:: RECORDS PROVIDED ::
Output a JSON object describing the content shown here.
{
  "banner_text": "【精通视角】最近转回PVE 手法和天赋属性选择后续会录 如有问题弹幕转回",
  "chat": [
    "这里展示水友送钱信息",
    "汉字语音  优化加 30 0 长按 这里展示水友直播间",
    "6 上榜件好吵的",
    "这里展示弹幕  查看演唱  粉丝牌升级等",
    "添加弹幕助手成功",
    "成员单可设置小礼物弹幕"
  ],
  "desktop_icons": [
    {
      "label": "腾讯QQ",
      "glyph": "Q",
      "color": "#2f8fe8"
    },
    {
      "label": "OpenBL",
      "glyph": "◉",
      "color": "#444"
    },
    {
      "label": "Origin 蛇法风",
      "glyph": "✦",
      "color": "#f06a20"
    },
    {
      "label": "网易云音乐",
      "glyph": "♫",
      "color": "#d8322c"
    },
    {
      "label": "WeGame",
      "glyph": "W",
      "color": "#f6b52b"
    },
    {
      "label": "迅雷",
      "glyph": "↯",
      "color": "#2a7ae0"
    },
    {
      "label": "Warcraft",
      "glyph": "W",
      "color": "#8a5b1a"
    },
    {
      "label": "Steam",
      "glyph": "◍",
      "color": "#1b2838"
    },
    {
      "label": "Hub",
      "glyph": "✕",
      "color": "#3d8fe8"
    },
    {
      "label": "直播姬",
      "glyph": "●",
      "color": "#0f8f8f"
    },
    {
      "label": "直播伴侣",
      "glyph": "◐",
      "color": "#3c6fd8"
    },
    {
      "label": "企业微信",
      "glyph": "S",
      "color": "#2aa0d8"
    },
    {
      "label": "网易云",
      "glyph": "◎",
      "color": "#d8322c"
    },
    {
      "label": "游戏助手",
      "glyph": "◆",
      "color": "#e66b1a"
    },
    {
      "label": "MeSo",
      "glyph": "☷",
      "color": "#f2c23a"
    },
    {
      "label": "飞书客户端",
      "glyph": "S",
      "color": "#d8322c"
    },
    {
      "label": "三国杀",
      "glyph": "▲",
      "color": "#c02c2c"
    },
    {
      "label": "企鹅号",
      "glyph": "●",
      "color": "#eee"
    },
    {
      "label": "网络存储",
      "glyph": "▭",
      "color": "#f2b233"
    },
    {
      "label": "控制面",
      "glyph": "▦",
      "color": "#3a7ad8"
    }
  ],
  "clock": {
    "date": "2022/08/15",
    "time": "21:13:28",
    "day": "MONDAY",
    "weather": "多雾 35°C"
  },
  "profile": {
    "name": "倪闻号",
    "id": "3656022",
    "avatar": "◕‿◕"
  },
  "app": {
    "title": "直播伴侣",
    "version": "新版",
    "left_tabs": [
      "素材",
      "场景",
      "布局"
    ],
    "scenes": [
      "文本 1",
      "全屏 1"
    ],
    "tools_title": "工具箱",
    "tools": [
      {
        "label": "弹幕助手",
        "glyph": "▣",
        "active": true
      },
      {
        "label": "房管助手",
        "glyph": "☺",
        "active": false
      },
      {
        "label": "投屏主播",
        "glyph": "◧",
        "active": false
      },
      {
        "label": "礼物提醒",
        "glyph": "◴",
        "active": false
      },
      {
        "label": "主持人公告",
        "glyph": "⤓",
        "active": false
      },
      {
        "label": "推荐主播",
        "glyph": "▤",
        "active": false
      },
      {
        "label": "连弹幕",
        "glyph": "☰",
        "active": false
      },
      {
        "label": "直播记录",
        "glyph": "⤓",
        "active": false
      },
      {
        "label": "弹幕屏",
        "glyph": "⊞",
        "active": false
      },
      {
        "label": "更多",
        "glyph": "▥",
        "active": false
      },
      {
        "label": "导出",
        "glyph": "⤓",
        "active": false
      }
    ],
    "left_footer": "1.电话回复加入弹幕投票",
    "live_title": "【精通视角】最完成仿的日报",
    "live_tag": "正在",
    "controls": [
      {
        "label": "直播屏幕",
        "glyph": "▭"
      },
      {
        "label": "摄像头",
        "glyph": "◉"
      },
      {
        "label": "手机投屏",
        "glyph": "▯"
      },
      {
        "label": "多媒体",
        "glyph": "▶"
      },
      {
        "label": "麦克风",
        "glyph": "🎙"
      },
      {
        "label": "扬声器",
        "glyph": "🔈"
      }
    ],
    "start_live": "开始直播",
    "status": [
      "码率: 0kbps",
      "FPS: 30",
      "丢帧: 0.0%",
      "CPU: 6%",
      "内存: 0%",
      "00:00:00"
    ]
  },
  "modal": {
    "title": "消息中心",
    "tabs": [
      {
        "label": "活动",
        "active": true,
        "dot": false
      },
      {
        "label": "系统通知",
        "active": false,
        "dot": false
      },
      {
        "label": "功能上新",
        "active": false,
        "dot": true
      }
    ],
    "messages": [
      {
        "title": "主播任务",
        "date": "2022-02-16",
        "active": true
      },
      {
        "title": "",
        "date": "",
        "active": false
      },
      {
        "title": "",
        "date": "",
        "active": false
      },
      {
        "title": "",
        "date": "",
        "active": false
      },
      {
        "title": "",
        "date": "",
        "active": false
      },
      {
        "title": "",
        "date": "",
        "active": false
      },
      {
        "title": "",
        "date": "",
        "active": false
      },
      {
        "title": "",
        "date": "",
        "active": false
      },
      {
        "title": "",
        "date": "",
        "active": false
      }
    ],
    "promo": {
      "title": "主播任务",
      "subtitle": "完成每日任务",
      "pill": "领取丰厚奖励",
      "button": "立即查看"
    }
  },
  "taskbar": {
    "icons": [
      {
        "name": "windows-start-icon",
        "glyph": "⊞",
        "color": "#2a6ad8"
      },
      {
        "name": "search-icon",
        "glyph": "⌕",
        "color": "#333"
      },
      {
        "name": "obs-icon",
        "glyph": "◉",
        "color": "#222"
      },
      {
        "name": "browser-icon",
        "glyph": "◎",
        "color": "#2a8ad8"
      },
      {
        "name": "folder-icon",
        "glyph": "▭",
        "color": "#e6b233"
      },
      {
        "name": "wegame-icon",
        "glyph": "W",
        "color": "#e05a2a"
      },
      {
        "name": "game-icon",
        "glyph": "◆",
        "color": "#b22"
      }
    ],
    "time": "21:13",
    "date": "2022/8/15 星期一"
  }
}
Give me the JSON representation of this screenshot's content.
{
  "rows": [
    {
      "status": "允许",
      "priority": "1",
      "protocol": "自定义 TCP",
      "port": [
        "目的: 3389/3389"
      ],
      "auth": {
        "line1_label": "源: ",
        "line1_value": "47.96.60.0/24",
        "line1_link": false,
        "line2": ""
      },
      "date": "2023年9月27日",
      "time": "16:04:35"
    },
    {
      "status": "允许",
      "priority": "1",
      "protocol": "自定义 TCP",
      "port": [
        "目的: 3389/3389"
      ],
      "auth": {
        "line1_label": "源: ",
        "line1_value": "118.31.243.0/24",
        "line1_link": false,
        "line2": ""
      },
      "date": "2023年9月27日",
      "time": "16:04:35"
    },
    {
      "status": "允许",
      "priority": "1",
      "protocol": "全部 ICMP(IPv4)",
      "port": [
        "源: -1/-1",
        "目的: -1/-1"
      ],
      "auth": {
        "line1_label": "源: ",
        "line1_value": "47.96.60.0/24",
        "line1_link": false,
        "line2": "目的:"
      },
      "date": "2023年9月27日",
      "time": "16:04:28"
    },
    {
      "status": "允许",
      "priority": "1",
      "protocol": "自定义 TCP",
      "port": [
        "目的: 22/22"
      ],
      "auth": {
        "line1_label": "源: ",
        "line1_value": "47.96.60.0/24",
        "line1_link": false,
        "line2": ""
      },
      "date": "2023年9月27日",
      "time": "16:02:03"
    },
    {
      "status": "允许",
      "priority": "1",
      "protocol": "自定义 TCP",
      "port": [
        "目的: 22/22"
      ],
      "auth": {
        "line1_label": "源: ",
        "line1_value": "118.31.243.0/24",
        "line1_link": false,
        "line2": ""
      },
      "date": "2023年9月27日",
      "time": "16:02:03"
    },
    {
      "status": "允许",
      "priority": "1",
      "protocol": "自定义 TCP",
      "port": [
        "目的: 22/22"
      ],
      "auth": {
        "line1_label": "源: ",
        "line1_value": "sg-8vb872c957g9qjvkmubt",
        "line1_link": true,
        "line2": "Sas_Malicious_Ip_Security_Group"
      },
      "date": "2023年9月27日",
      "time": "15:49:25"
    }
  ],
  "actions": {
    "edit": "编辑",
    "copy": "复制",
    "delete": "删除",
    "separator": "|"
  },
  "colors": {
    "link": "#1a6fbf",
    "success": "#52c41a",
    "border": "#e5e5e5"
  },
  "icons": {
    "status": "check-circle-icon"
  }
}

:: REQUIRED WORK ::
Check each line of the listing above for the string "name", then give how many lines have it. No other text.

:: SOLVED PROBLEM ::
8